September 11, 2005
You know there is something different about this children's entertainer -- something besides the fact that he is pushing 70 -- when the Kinderman opens the act he's been perfecting for more than two decades. "We're gonna have a good time. We're gonna disturb the peace," he sings to the bright tones of a Casio keyboard as toddlers, preschoolers and parents sway before him. "And if we have too much fun, they're going to call the po-lice!" No matter how many times John "Kinderman" Taylor intones his signature line with its unique Baltimore pronunciation -- at birthday parties and malls, in senior centers and classrooms -- it never fails to draw a laugh.
September 4, 2005
Many young girls feel self-conscious and awkward about their developing bodies and aren't quite sure how to dress. For some, though, finding clothes has been particularly complicated in the last few years as America's retailers copied the trashier-than-thou fashions worn by celebrities such as Britney Spears and Christina Aguilera and produced sexy styles of low-rise pants, shrunken T-shirts and flimsy camisoles.
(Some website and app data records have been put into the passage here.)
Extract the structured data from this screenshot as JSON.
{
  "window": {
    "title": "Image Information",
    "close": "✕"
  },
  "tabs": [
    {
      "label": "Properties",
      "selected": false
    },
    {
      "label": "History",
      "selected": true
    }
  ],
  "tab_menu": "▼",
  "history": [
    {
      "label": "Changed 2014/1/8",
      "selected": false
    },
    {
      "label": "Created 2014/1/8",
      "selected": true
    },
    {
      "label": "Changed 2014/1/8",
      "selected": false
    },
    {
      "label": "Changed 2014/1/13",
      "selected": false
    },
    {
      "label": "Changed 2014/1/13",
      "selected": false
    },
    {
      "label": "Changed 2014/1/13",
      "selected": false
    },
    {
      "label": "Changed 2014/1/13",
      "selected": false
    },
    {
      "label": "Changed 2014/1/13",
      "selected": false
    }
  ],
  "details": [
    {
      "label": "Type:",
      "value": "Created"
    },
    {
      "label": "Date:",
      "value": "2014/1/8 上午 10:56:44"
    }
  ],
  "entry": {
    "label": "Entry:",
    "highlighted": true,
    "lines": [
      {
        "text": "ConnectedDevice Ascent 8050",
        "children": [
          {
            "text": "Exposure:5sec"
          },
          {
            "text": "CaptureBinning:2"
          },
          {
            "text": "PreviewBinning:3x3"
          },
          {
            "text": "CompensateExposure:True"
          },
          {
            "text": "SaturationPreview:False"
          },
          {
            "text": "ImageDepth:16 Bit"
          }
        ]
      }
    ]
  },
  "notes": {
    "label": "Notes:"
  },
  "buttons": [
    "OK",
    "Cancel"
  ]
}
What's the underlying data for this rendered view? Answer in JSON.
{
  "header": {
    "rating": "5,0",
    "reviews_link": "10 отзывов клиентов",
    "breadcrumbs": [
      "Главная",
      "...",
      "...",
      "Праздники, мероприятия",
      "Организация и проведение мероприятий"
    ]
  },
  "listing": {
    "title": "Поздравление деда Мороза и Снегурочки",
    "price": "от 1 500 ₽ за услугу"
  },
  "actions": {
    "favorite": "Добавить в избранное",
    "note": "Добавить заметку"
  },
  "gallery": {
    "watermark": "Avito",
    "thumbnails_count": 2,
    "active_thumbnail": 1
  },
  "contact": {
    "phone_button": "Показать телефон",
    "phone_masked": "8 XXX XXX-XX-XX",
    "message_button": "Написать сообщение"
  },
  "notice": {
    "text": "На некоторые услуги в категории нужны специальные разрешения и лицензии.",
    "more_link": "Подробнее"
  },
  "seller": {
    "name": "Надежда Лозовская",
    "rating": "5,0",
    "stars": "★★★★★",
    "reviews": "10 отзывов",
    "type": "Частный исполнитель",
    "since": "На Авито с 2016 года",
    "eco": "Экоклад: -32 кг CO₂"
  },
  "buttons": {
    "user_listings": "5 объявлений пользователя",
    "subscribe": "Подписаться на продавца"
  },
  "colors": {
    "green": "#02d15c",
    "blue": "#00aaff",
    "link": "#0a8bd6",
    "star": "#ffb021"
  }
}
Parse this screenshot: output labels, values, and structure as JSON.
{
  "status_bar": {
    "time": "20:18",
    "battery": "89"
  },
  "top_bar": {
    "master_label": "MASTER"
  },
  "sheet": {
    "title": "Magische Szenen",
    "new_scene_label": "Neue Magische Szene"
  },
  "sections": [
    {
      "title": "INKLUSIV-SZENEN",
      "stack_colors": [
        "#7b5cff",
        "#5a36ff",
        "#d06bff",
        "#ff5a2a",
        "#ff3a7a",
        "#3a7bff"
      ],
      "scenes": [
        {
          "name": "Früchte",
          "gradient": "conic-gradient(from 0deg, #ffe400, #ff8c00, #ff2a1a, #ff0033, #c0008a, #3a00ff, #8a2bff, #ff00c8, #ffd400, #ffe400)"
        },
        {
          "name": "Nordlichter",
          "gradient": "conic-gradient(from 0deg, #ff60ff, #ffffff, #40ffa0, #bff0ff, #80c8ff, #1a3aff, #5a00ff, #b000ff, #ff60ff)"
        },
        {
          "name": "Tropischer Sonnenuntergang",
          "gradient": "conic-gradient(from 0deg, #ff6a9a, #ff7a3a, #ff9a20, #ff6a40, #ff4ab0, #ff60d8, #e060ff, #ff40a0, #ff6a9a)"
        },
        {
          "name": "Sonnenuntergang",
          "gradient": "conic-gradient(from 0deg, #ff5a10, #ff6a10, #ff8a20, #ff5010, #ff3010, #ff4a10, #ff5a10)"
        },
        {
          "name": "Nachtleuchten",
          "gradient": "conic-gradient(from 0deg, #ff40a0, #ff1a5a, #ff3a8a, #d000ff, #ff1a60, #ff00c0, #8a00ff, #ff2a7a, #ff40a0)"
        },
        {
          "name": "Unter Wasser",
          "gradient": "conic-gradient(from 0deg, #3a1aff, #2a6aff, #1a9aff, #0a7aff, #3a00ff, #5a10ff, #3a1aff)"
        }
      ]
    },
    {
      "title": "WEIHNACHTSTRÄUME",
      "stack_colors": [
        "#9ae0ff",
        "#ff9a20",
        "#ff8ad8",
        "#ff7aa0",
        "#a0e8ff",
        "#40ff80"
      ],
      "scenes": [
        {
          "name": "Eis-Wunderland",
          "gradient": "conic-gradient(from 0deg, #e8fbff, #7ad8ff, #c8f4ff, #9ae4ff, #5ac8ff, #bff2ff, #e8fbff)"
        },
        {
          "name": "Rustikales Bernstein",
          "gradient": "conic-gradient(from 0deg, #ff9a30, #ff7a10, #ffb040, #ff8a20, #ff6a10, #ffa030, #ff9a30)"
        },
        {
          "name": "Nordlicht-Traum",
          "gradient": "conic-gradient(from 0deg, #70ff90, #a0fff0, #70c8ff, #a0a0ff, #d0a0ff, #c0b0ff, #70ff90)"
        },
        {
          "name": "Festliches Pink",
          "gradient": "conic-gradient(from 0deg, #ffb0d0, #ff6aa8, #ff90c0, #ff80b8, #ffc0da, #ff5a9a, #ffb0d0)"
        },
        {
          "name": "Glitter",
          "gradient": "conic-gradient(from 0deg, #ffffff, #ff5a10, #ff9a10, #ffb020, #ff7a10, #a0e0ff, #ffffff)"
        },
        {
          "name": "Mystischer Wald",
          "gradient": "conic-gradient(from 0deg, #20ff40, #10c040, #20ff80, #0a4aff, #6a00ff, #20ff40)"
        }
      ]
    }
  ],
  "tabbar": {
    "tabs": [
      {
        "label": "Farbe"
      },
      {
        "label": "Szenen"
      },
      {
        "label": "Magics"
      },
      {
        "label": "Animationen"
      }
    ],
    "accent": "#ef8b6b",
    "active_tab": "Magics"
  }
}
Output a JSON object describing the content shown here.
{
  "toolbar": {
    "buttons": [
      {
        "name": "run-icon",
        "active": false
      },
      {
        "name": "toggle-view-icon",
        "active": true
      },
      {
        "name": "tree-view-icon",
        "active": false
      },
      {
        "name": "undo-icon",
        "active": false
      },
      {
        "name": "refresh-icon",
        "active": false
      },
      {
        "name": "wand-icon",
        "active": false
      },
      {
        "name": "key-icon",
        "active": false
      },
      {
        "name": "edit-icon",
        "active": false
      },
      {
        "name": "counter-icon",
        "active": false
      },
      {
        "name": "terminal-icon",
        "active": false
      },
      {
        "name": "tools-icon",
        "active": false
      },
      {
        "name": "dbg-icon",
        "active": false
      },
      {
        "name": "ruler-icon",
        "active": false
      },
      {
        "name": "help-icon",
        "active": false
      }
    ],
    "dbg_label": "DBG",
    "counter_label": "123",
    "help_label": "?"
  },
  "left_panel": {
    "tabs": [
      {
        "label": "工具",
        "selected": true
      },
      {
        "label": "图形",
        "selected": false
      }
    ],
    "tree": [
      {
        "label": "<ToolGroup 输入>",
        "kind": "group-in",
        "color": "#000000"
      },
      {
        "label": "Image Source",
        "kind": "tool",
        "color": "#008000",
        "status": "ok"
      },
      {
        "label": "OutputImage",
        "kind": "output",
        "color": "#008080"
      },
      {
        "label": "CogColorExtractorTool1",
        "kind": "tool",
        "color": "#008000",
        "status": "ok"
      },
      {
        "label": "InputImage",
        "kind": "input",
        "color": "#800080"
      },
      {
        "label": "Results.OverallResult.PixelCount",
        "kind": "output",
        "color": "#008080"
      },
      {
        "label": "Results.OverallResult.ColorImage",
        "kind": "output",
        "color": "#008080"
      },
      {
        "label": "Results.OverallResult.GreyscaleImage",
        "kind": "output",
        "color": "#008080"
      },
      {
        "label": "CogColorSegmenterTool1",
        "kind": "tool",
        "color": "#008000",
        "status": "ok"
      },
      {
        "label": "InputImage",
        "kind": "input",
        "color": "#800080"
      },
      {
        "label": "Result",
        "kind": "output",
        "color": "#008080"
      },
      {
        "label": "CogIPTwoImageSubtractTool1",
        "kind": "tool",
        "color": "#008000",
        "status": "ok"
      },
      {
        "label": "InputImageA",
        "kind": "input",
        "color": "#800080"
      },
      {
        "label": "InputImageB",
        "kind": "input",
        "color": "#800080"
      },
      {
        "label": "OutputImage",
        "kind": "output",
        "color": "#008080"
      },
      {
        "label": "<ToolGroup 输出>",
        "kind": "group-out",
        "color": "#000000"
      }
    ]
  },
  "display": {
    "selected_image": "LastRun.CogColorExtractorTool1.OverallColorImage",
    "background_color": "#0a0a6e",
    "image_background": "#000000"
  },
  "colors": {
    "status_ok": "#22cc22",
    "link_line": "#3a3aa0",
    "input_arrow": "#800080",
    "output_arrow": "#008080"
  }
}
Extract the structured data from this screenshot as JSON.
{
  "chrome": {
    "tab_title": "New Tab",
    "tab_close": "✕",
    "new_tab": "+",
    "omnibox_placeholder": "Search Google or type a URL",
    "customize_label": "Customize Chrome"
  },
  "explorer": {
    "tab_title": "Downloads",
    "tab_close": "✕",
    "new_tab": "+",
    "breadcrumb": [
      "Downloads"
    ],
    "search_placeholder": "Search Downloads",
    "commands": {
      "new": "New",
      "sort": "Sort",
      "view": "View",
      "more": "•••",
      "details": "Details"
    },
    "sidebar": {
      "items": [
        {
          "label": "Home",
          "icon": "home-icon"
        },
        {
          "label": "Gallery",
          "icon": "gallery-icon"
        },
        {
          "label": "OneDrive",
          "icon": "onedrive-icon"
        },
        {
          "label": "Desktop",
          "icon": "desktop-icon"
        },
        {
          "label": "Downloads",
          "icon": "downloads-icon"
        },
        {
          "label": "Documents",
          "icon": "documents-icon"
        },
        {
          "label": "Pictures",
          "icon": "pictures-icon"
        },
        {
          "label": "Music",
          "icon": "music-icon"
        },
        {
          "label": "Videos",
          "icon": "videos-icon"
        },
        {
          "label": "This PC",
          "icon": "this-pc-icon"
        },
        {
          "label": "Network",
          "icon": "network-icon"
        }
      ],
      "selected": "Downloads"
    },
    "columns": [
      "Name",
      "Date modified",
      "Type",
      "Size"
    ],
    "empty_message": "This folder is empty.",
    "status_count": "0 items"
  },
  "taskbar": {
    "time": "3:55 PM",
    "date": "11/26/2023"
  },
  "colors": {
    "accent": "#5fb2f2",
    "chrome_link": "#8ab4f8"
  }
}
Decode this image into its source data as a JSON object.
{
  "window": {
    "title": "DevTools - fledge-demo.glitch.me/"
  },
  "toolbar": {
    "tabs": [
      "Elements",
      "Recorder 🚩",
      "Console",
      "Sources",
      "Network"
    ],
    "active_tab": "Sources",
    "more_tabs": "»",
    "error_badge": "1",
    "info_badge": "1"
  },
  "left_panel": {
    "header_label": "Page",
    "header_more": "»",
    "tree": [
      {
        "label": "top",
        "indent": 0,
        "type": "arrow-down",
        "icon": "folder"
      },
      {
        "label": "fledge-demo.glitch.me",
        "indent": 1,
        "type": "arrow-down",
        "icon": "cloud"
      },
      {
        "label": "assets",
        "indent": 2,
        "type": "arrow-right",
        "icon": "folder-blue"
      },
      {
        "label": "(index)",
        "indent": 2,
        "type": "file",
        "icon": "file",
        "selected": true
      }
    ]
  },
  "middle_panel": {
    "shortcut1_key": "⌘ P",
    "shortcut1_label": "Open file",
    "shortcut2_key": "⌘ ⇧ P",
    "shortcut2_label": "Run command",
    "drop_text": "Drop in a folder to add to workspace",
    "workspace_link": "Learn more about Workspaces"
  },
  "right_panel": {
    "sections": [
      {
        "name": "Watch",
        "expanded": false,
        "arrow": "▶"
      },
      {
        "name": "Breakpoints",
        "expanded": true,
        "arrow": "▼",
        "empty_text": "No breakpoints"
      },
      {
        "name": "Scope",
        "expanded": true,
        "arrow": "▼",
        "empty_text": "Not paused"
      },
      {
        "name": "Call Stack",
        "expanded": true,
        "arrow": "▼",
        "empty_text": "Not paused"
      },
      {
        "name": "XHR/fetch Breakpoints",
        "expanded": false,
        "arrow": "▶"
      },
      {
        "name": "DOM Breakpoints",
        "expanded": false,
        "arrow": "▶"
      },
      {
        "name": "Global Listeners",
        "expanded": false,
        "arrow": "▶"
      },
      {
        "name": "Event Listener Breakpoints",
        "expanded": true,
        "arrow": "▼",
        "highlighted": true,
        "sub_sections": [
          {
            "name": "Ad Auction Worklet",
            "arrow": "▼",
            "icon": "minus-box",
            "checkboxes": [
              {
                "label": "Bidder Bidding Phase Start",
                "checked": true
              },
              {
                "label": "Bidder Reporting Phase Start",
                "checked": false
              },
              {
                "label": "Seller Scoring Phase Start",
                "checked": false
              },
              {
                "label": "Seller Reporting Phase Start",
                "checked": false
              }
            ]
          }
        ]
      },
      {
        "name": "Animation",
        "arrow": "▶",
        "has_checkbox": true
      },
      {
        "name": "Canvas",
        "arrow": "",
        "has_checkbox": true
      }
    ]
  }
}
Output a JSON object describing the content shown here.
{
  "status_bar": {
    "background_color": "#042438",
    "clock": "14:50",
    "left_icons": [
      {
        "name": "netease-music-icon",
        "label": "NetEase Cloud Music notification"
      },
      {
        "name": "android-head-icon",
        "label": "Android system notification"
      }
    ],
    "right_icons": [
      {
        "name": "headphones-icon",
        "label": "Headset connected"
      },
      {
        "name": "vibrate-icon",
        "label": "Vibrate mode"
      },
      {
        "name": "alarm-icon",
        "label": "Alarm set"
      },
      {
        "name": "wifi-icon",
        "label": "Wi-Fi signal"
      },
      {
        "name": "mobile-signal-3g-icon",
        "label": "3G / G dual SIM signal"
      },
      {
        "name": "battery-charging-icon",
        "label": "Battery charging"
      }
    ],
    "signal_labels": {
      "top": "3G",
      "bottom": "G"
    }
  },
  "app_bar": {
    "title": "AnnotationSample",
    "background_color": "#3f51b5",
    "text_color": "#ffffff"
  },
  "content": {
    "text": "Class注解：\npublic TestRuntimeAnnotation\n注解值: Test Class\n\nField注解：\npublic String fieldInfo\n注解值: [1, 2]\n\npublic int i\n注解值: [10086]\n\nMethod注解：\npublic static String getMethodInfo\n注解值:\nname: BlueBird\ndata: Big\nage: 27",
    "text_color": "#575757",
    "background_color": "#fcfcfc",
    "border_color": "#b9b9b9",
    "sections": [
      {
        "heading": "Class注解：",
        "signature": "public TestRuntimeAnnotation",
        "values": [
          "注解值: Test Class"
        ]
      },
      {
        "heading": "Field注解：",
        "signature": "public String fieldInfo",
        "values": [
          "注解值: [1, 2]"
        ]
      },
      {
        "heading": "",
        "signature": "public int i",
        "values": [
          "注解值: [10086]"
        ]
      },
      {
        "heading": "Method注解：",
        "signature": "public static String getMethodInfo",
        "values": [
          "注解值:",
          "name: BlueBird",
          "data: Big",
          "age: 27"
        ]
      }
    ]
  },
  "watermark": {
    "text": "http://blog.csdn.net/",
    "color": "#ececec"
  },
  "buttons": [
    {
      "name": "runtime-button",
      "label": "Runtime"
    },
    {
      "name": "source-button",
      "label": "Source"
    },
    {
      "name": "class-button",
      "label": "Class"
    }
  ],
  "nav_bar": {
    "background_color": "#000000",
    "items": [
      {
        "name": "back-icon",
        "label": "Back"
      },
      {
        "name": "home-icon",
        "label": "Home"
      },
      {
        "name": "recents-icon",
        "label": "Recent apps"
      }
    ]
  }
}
Claire Maisel, 15, a sophomore at Liberty High School in Eldersburg, groaned in exasperation when asked what types of clothing are popular among her female classmates.